As our BIG Expert, Josh Painter wrote in his blog post, A Beginners guide to Blue Prism RPA, robotic process automation, or RPA, uses digital workers to execute business tasks like an employee including downloading or inputting data, interacting with systems, emailing information, and saving files. Check out his blog post in full here to get more acquainted with RPA.
The perfect pairing
While low-code BPM software has already helped companies automate workflows and processes, RPA can be added to the mix to automate repetitive tasks normally done by humans within that workflow or process. The low-code platform helps businesses map their processes and then RPA automation can step in to execute the low-value human work within those processes. So, rather than having humans log into multiple systems to pull or transfer data for a certain process, RPA digital workers can step in to help, at a faster rate of completion.
Integrating RPA automation with other low-code technologies like BPM provides companies with a quicker turnaround time for task completion and reduced risk for errors. In fact, when I say quicker, I really mean light-speed with zero errors. You can imagine the competitive edge this gives companies, not to mention the ability to provide much better customer and client experiences.
For example, if we take a look at quicker turnaround time specifically, we know that RPA software can help companies complete tasks at a much faster rate. When a company needs to reverse fraudulent transactions on a daily basis, it takes a human worker approximately 10 minutes per transaction, using a payment gateway and an Excel spreadsheet. When RPA digital workers are used to complete this task it takes them less than one minute per transaction, or even quicker.
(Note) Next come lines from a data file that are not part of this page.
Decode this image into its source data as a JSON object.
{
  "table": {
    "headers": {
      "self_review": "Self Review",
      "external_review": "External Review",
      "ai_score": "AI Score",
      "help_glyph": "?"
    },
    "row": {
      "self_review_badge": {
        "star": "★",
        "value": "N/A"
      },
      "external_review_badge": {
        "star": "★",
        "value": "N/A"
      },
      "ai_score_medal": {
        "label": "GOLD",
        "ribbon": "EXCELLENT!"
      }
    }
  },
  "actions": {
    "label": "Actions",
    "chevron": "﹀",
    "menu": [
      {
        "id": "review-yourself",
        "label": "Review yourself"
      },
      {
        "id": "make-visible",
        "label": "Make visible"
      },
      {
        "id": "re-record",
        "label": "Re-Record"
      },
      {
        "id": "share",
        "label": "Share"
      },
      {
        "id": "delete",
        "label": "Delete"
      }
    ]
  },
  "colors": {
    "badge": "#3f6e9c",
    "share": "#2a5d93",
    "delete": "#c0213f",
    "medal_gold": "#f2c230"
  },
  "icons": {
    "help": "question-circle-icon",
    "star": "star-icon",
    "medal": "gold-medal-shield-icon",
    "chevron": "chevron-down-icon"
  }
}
The time savings for people performing these tasks means their work is done in 1/10th the time as before, freeing them to move on to other work.
What does it all mean?
There’s a lot of potential for businesses to continue improving their efficiencies by adding RPA into their digital transformation journey to further integrate technology with business processes and people with digital workers.
With this development coming in the next 12 months it’s important to remember that people still matter! After all, RPA is intended to help take dull, repetitive tasks off our plate and empower us to focus on higher-value work. Our judgment is still required for many important business processes like client interaction, customer service, and decision making, to name just a few.
Adding RPA integration pushes us towards the day we can all imagine when tasks we find boring and repetitive are no longer our worry. A day when we can use our capacity on work that fully engages our empathy, our judgment, and our creativity.
About the author
As our Marketing Content and Communications Specialist, Rebecca creates exciting marketing materials and works on external communications efforts like contributed articles and media commentary. She’s born and raised in Calgary, Alberta, Canada where she earned a Public Relations bachelor from Mount Royal University. She enjoys golfing, hitting up local breweries for delicious craft beers, and heading out to the mountains to hike.